[Problem statement]:
Without including any pictures, copy each entry below exactly.

[Materials provided]:
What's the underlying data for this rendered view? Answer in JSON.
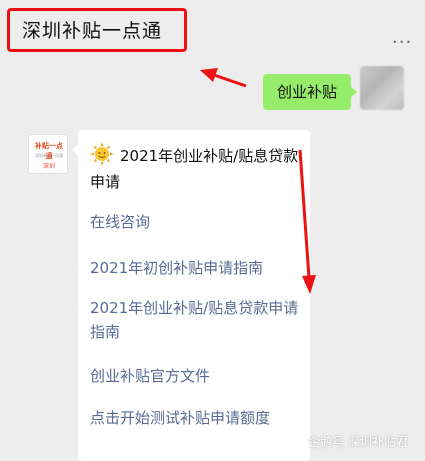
{
  "header": {
    "title": "深圳补贴一点通",
    "more_glyph": "..."
  },
  "messages": {
    "sent": {
      "text": "创业补贴"
    },
    "received": {
      "avatar_logo": {
        "line1": "补贴一点通",
        "line2": "深圳补贴一点通",
        "line3": "深圳"
      },
      "headline_emoji": "sun-icon",
      "headline": "2021年创业补贴/贴息贷款申请",
      "links": [
        "在线咨询",
        "2021年初创补贴申请指南",
        "2021年创业补贴/贴息贷款申请指南",
        "创业补贴官方文件",
        "点击开始测试补贴申请额度"
      ]
    }
  },
  "watermark": {
    "text": "企鹅号 深圳补贴君"
  },
  "colors": {
    "annotation_red": "#ee1111",
    "sent_bubble": "#95ec69",
    "link": "#576b95",
    "background": "#ededed"
  }
}
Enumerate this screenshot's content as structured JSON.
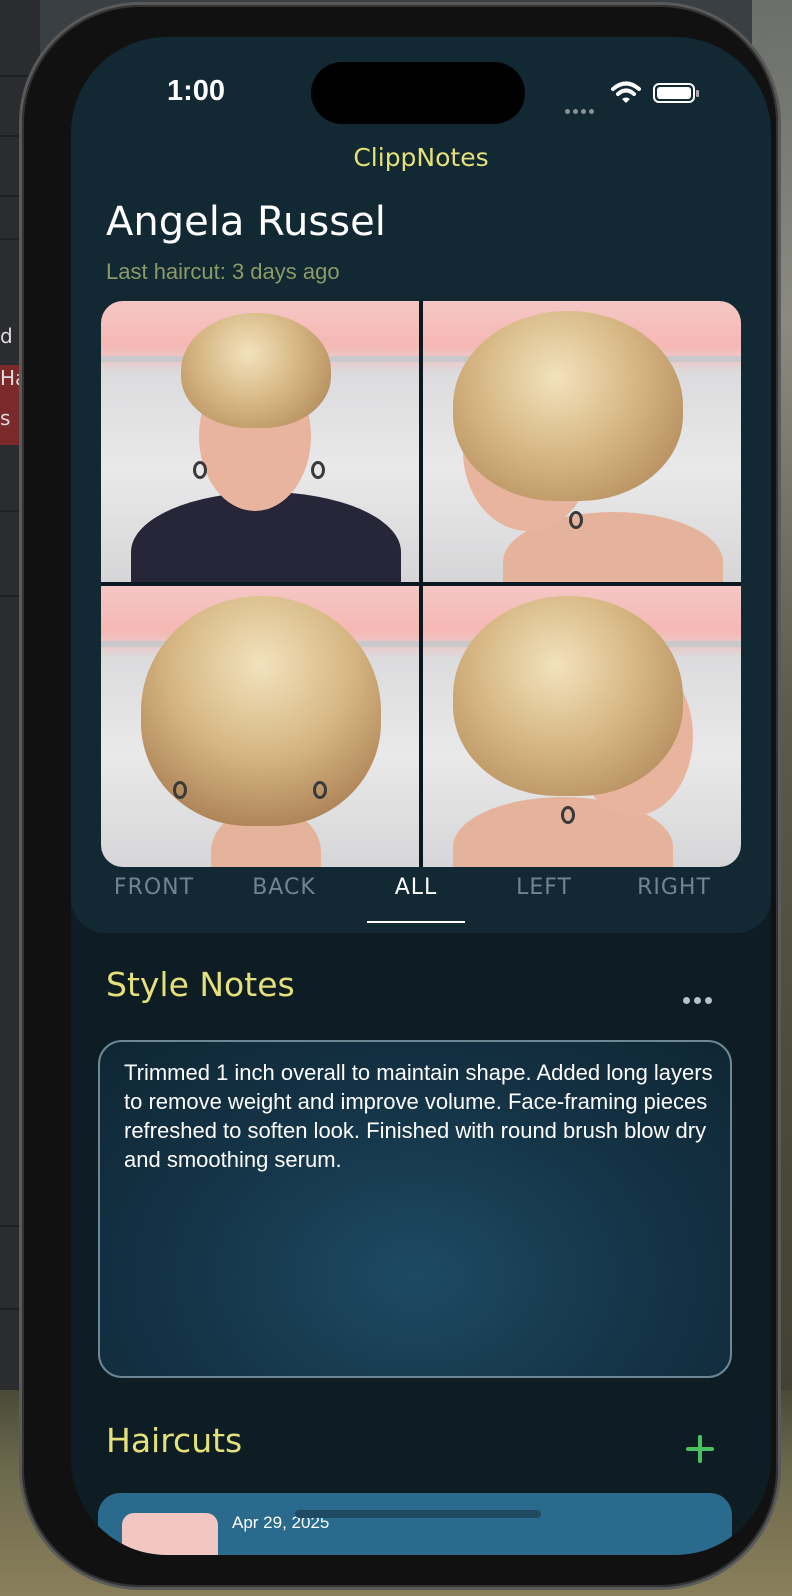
{
  "status_bar": {
    "time": "1:00"
  },
  "app": {
    "title": "ClippNotes"
  },
  "client": {
    "name": "Angela Russel",
    "last_haircut": "Last haircut: 3 days ago"
  },
  "photos": [
    {
      "view": "front"
    },
    {
      "view": "left-profile"
    },
    {
      "view": "back"
    },
    {
      "view": "right-profile"
    }
  ],
  "view_tabs": {
    "items": [
      "FRONT",
      "BACK",
      "ALL",
      "LEFT",
      "RIGHT"
    ],
    "selected": "ALL"
  },
  "style_notes": {
    "title": "Style Notes",
    "text": "Trimmed 1 inch overall to maintain shape. Added long layers to remove weight and improve volume. Face-framing pieces refreshed to soften look. Finished with round brush blow dry and smoothing serum."
  },
  "haircuts": {
    "title": "Haircuts",
    "items": [
      {
        "date": "Apr 29, 2025"
      }
    ]
  },
  "background_window": {
    "fragments": [
      "d",
      "Ha",
      "s"
    ]
  },
  "colors": {
    "accent_yellow": "#e4e07a",
    "subtitle_green": "#8b9a66",
    "add_green": "#48c260",
    "screen_bg": "#0e1c24",
    "card_bg": "#122833"
  },
  "icons": [
    "wifi-icon",
    "battery-icon",
    "signal-icon",
    "more-icon",
    "add-icon"
  ]
}
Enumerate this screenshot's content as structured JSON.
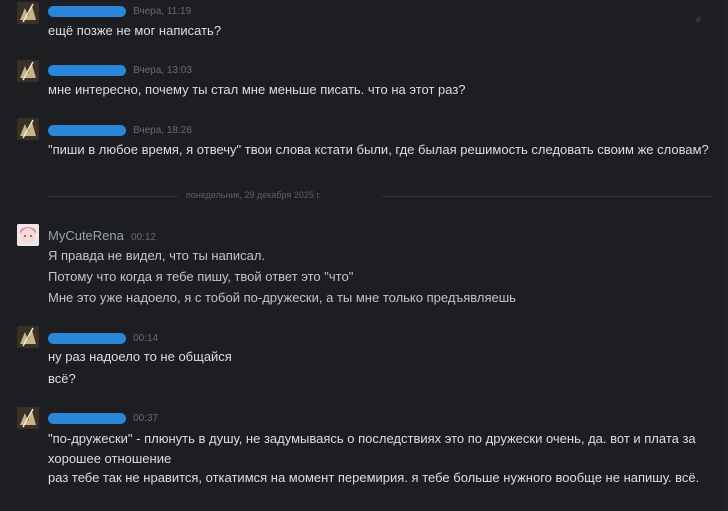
{
  "separator": "понедельник, 29 декабря 2025 г.",
  "groups": [
    {
      "name": "",
      "time": "Вчера, 11:19",
      "lines": [
        "ещё позже не мог написать?"
      ]
    },
    {
      "name": "",
      "time": "Вчера, 13:03",
      "lines": [
        "мне интересно, почему ты стал мне меньше писать. что на этот раз?"
      ]
    },
    {
      "name": "",
      "time": "Вчера, 18:26",
      "lines": [
        "\"пиши в любое время, я отвечу\" твои слова кстати были, где былая решимость следовать своим же словам?"
      ]
    },
    {
      "name": "MyCuteRena",
      "time": "00:12",
      "lines": [
        "Я правда не видел, что ты написал.",
        "Потому что когда я тебе пишу, твой ответ это \"что\"",
        "Мне это уже надоело, я с тобой по-дружески, а ты мне только предъявляешь"
      ]
    },
    {
      "name": "",
      "time": "00:14",
      "lines": [
        "ну раз надоело то не общайся",
        "всё?"
      ]
    },
    {
      "name": "",
      "time": "00:37",
      "lines": [
        "\"по-дружески\" - плюнуть в душу, не задумываясь о последствиях это по дружески очень, да. вот и плата за хорошее отношение",
        "раз тебе так не нравится, откатимся на момент перемирия. я тебе больше нужного вообще не напишу. всё."
      ]
    }
  ],
  "colors": {
    "background": "#1d1e21",
    "text": "#dcdedf",
    "muted": "#686c73",
    "redaction": "#2a86d8"
  }
}
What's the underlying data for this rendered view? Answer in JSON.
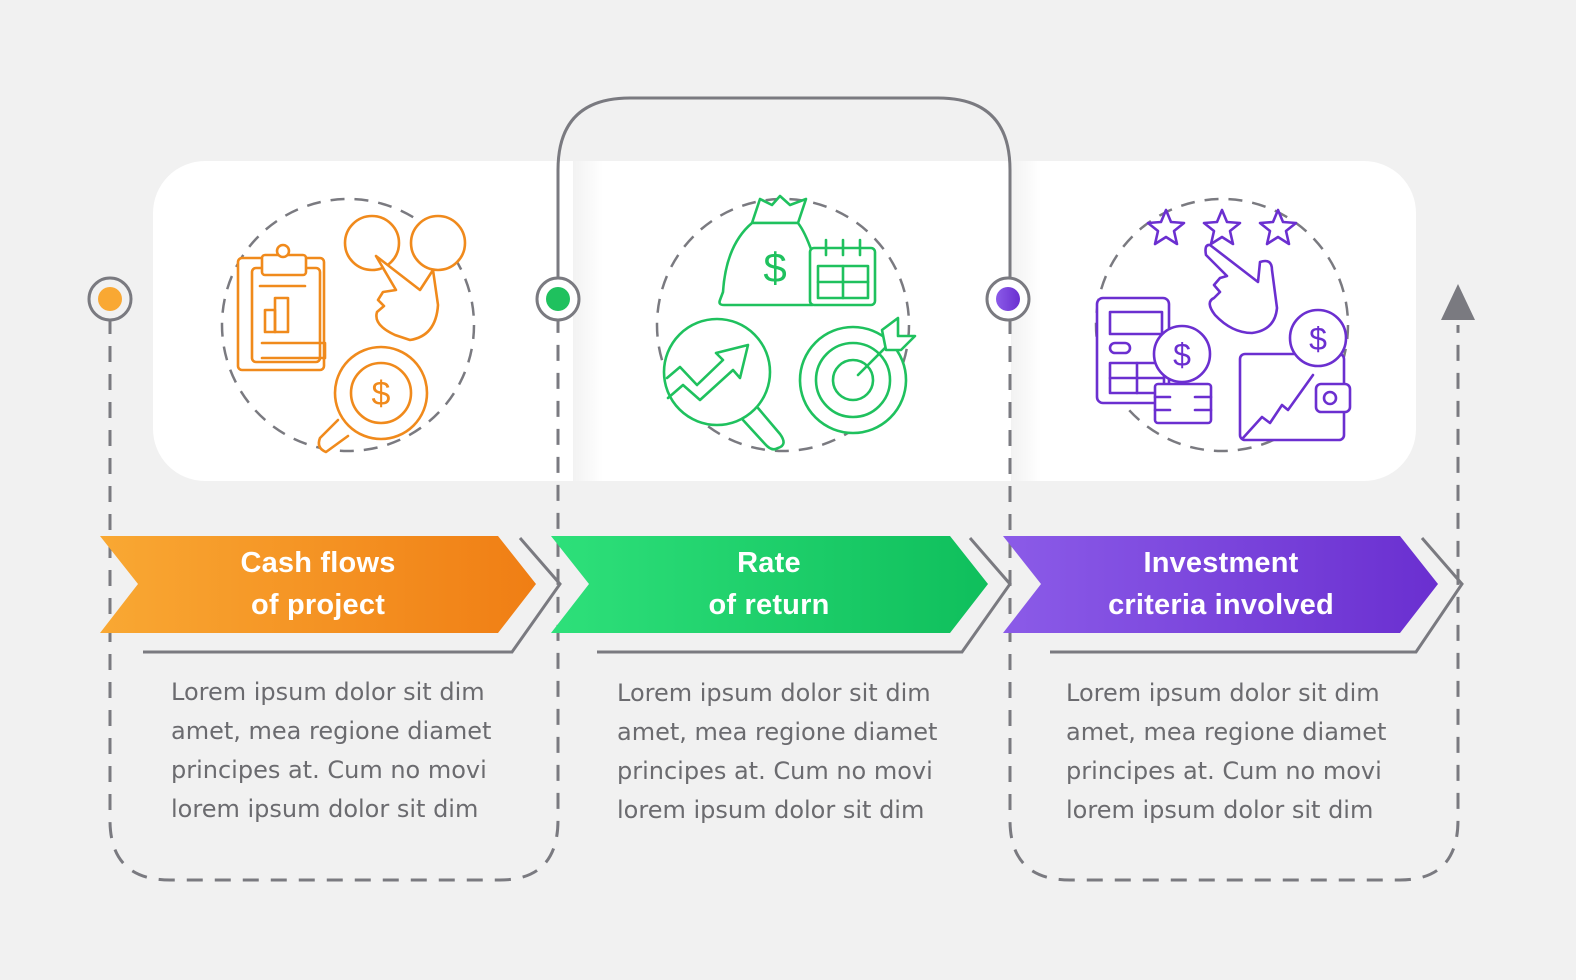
{
  "colors": {
    "background": "#f1f1f1",
    "connector": "#7a7a80",
    "step1": {
      "from": "#f9a833",
      "to": "#f07e14",
      "icon": "#f08a1c"
    },
    "step2": {
      "from": "#2ee07a",
      "to": "#0fbf5c",
      "icon": "#1fc15e"
    },
    "step3": {
      "from": "#8b5be8",
      "to": "#6a2fd0",
      "icon": "#6b2fd0"
    }
  },
  "steps": [
    {
      "title": "Cash flows\nof project",
      "description": "Lorem ipsum dolor sit dim\namet, mea regione diamet\nprincipes at. Cum no movi\nlorem ipsum dolor sit dim",
      "icons": [
        "clipboard-chart-icon",
        "hand-pointer-circles-icon",
        "magnifier-dollar-icon"
      ]
    },
    {
      "title": "Rate\nof return",
      "description": "Lorem ipsum dolor sit dim\namet, mea regione diamet\nprincipes at. Cum no movi\nlorem ipsum dolor sit dim",
      "icons": [
        "money-bag-icon",
        "calendar-icon",
        "magnifier-growth-icon",
        "target-arrow-icon"
      ]
    },
    {
      "title": "Investment\ncriteria involved",
      "description": "Lorem ipsum dolor sit dim\namet, mea regione diamet\nprincipes at. Cum no movi\nlorem ipsum dolor sit dim",
      "icons": [
        "rating-stars-icon",
        "hand-pointer-icon",
        "calculator-coins-icon",
        "wallet-growth-icon"
      ]
    }
  ]
}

[Reply]:
What's the underlying data for this rendered view? Answer in JSON.
{
  "header": {
    "title": "深圳补贴一点通",
    "more_glyph": "..."
  },
  "messages": {
    "sent": {
      "text": "创业补贴"
    },
    "received": {
      "avatar_logo": {
        "line1": "补贴一点通",
        "line2": "深圳补贴一点通",
        "line3": "深圳"
      },
      "headline_emoji": "sun-icon",
      "headline": "2021年创业补贴/贴息贷款申请",
      "links": [
        "在线咨询",
        "2021年初创补贴申请指南",
        "2021年创业补贴/贴息贷款申请指南",
        "创业补贴官方文件",
        "点击开始测试补贴申请额度"
      ]
    }
  },
  "watermark": {
    "text": "企鹅号 深圳补贴君"
  },
  "colors": {
    "annotation_red": "#ee1111",
    "sent_bubble": "#95ec69",
    "link": "#576b95",
    "background": "#ededed"
  }
}
Enumerate this screenshot's content as structured JSON.
{
  "status_bar": {
    "time": "1:00"
  },
  "app": {
    "title": "ClippNotes"
  },
  "client": {
    "name": "Angela Russel",
    "last_haircut": "Last haircut: 3 days ago"
  },
  "photos": [
    {
      "view": "front"
    },
    {
      "view": "left-profile"
    },
    {
      "view": "back"
    },
    {
      "view": "right-profile"
    }
  ],
  "view_tabs": {
    "items": [
      "FRONT",
      "BACK",
      "ALL",
      "LEFT",
      "RIGHT"
    ],
    "selected": "ALL"
  },
  "style_notes": {
    "title": "Style Notes",
    "text": "Trimmed 1 inch overall to maintain shape. Added long layers to remove weight and improve volume. Face-framing pieces refreshed to soften look. Finished with round brush blow dry and smoothing serum."
  },
  "haircuts": {
    "title": "Haircuts",
    "items": [
      {
        "date": "Apr 29, 2025"
      }
    ]
  },
  "background_window": {
    "fragments": [
      "d",
      "Ha",
      "s"
    ]
  },
  "colors": {
    "accent_yellow": "#e4e07a",
    "subtitle_green": "#8b9a66",
    "add_green": "#48c260",
    "screen_bg": "#0e1c24",
    "card_bg": "#122833"
  },
  "icons": [
    "wifi-icon",
    "battery-icon",
    "signal-icon",
    "more-icon",
    "add-icon"
  ]
}
Enumerate this screenshot's content as structured JSON.
{
  "separator": "понедельник, 29 декабря 2025 г.",
  "groups": [
    {
      "name": "",
      "time": "Вчера, 11:19",
      "lines": [
        "ещё позже не мог написать?"
      ]
    },
    {
      "name": "",
      "time": "Вчера, 13:03",
      "lines": [
        "мне интересно, почему ты стал мне меньше писать. что на этот раз?"
      ]
    },
    {
      "name": "",
      "time": "Вчера, 18:26",
      "lines": [
        "\"пиши в любое время, я отвечу\" твои слова кстати были, где былая решимость следовать своим же словам?"
      ]
    },
    {
      "name": "MyCuteRena",
      "time": "00:12",
      "lines": [
        "Я правда не видел, что ты написал.",
        "Потому что когда я тебе пишу, твой ответ это \"что\"",
        "Мне это уже надоело, я с тобой по-дружески, а ты мне только предъявляешь"
      ]
    },
    {
      "name": "",
      "time": "00:14",
      "lines": [
        "ну раз надоело то не общайся",
        "всё?"
      ]
    },
    {
      "name": "",
      "time": "00:37",
      "lines": [
        "\"по-дружески\" - плюнуть в душу, не задумываясь о последствиях это по дружески очень, да. вот и плата за хорошее отношение",
        "раз тебе так не нравится, откатимся на момент перемирия. я тебе больше нужного вообще не напишу. всё."
      ]
    }
  ],
  "colors": {
    "background": "#1d1e21",
    "text": "#dcdedf",
    "muted": "#686c73",
    "redaction": "#2a86d8"
  }
}
What's the underlying data for this rendered view? Answer in JSON.
{
  "colors": {
    "background": "#f1f1f1",
    "connector": "#7a7a80",
    "step1": {
      "from": "#f9a833",
      "to": "#f07e14",
      "icon": "#f08a1c"
    },
    "step2": {
      "from": "#2ee07a",
      "to": "#0fbf5c",
      "icon": "#1fc15e"
    },
    "step3": {
      "from": "#8b5be8",
      "to": "#6a2fd0",
      "icon": "#6b2fd0"
    }
  },
  "steps": [
    {
      "title": "Cash flows\nof project",
      "description": "Lorem ipsum dolor sit dim\namet, mea regione diamet\nprincipes at. Cum no movi\nlorem ipsum dolor sit dim",
      "icons": [
        "clipboard-chart-icon",
        "hand-pointer-circles-icon",
        "magnifier-dollar-icon"
      ]
    },
    {
      "title": "Rate\nof return",
      "description": "Lorem ipsum dolor sit dim\namet, mea regione diamet\nprincipes at. Cum no movi\nlorem ipsum dolor sit dim",
      "icons": [
        "money-bag-icon",
        "calendar-icon",
        "magnifier-growth-icon",
        "target-arrow-icon"
      ]
    },
    {
      "title": "Investment\ncriteria involved",
      "description": "Lorem ipsum dolor sit dim\namet, mea regione diamet\nprincipes at. Cum no movi\nlorem ipsum dolor sit dim",
      "icons": [
        "rating-stars-icon",
        "hand-pointer-icon",
        "calculator-coins-icon",
        "wallet-growth-icon"
      ]
    }
  ]
}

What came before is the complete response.